“I also used it on that record on November Hotel – which was my dad’s call number when he was an F4 Phantom pilot in the Vietnam War – because I know I can control the kind of feedback that I get with this Strat, and the bar on it.”
Talk of Mad Season and November Hotel’s squalling feedback leads us down memory lane to a gig at Seattle’s Moore Theatre by the band in 1995. During a stunning and extended rendition of that very song McCready repeatedly drives the headstock of his original ’60 into a Marshall speaker cab. Examining all the wear and damage so lovingly recreated by Van Trigt on the Master Built Signature Model, our eyes are drawn to a large and conspicuously repaired chip in the headstock…
“You know, I think it might have happened at that show,” says McCready. “I need to be honest with you, I don’t remember exactly where that happened. I remember that it did happen, though, and I was really not that excited about it! I had been trying to do it methodically, you know, so I would just hit the speaker and it looks cool and it makes weird sounds, but I don’t break the neck, because I used to do that all the time with my other Fenders and break so many of them.

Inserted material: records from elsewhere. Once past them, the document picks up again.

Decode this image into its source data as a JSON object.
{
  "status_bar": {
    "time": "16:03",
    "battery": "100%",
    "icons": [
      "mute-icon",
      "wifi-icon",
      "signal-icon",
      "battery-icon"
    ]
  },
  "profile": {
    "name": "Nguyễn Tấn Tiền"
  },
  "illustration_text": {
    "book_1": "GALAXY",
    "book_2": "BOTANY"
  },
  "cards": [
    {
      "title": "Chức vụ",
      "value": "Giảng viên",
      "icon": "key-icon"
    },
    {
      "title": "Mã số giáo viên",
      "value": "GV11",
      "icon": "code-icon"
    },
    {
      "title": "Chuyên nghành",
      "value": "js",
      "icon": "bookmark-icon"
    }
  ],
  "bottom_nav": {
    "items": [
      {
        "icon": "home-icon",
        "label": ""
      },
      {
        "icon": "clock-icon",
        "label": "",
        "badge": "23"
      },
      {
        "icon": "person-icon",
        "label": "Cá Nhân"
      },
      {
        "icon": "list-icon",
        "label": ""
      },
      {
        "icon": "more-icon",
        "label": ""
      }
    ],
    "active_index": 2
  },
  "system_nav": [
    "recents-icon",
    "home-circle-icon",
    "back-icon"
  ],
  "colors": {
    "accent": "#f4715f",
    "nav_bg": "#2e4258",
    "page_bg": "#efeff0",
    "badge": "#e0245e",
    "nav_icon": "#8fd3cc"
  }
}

“But with this one, I was trying to be careful, and in my craziness to get into what we were doing, whether it was a Pearl Jam show or that Mad Season show, or a Neil Young show that we played because I thought for a long time it was this Neil Young show that we did when I was trying to get some crazy sounds at the end of Down By The River, but I just went for it and I hit the wood of the speaker cabinet and that knocked the cap off the top of that guitar. And I don’t know to this day where that chip went, but I immediately said to myself, oh, don’t ever do that again to your guitar. But I love that Vincent at Fender has re-created that ominous chip exactly like it was. And even down to how the sticker came off up there.”
The authenticity of the cosmetic damage on this signature model is something that will no doubt appeal to Pearl Jam fans and collectors, but in examining the wear and tear on the rest of the guitar McCready warns that while it is currently an exact replica of his original, it may not stay that way for long!

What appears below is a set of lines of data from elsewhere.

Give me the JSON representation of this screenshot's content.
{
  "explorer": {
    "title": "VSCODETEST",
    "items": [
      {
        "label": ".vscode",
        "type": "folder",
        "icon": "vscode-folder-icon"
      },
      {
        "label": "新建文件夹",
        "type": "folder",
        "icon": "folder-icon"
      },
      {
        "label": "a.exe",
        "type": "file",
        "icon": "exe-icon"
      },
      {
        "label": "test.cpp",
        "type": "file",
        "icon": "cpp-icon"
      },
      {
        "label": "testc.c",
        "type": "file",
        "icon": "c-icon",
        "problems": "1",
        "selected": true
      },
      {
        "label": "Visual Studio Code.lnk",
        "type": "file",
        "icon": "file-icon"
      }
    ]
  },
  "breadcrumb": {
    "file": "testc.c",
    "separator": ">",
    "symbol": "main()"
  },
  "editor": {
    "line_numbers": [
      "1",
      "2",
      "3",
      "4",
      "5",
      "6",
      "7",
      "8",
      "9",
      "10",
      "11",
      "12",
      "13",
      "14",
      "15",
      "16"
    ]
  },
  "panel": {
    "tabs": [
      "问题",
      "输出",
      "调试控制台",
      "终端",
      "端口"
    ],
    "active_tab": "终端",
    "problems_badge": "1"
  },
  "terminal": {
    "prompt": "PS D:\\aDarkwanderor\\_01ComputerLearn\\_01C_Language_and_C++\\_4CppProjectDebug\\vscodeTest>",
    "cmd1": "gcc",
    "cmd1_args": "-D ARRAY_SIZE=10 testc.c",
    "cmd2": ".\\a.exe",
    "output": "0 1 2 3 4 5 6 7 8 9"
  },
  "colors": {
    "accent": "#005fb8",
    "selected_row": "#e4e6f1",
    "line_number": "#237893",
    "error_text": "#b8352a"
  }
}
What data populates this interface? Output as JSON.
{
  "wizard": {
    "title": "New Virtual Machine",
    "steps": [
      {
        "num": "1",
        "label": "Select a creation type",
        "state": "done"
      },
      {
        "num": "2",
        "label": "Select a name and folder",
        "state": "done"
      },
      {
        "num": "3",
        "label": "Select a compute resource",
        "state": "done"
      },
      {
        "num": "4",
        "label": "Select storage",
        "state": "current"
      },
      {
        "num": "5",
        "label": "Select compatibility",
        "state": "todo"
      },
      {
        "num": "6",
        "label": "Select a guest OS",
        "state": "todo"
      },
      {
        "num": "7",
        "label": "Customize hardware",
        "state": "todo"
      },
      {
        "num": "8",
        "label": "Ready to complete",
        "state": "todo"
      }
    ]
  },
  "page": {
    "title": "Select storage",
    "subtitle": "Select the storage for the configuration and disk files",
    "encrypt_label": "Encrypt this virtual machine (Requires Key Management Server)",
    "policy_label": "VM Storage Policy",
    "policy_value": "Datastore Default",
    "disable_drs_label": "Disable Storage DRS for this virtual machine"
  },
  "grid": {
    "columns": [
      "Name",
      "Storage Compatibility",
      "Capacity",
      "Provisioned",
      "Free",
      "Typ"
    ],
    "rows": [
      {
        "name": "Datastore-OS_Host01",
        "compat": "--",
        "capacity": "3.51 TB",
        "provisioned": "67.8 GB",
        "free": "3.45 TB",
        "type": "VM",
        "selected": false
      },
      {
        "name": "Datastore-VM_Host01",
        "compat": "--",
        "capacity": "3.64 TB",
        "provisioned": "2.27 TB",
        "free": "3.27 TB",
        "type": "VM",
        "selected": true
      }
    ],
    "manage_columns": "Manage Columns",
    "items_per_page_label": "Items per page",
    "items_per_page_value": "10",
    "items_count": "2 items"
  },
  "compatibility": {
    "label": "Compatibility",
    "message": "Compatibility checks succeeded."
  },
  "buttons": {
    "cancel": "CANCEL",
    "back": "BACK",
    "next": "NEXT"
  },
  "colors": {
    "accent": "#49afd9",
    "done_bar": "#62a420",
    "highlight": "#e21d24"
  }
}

“A lot of the scratches on the back are not mine,” Mike insists, “they were already there. But if you look at the top of the guitar, where I’m picking above the scratchplate, those scratches are mine. And if you look at photos from 1992 up until now you’ll see how this scratched area has gotten bigger and bigger and bigger from years of just strumming on it really hard. If you look at the guitar when I first started playing it, the cuts, you can barely see them.”
The pandemic has already seen Pearl Jam reschedule huge tours of the USA and Europe in support of Gigaton (twice now in the case of Europe), but the band is itching to be back on stage – “I can’t wait,” says McCready – and given the energy with which they famously play, Mike McCready’s original 1960 Fender Stratocaster is going to get a lot more scratched up in the hopefully not-too-distant future.

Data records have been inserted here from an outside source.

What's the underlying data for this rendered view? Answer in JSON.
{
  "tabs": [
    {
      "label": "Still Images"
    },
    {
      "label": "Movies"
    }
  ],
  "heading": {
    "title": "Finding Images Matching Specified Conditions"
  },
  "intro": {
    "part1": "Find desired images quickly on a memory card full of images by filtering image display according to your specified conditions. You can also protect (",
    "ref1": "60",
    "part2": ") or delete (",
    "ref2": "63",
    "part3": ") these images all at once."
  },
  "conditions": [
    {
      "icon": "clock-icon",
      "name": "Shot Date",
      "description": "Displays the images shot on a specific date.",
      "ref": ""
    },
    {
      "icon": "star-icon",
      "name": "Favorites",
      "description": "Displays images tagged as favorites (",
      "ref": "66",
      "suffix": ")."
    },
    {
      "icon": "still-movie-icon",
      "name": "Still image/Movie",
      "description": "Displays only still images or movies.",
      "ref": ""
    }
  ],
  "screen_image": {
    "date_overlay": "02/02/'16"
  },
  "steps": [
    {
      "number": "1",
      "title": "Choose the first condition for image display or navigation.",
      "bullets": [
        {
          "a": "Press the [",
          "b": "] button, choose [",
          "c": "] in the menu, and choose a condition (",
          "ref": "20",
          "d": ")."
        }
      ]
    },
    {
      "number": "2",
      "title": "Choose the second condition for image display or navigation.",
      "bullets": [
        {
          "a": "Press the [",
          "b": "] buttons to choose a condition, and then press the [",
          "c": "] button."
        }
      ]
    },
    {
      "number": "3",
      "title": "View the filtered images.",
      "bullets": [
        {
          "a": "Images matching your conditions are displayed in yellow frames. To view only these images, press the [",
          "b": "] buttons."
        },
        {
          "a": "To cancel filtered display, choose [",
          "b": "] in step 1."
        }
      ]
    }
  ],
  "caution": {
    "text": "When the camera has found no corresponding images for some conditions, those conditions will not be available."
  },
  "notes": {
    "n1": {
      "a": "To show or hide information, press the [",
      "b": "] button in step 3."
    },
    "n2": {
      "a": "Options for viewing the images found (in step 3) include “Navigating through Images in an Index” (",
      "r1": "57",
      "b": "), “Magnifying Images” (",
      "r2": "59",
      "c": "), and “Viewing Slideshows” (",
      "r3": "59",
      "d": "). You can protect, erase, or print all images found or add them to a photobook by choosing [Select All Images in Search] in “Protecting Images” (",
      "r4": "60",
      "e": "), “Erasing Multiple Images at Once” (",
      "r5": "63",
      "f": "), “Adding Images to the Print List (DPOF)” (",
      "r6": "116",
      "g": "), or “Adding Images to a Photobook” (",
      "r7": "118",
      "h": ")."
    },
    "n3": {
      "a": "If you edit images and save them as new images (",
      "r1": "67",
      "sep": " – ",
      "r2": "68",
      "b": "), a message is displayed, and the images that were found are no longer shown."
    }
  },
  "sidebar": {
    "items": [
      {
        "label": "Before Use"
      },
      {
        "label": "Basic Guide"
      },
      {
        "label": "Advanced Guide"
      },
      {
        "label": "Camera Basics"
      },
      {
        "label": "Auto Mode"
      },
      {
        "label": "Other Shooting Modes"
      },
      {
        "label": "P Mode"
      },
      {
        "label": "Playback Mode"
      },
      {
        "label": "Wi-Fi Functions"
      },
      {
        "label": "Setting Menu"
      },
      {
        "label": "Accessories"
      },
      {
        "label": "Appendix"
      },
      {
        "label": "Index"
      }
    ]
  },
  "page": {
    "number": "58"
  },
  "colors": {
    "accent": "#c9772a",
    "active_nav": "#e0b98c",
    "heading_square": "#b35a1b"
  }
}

Find out more about the Fender Custom Shop Master Built Mike McCready 1960 Stratocaster at fender.com.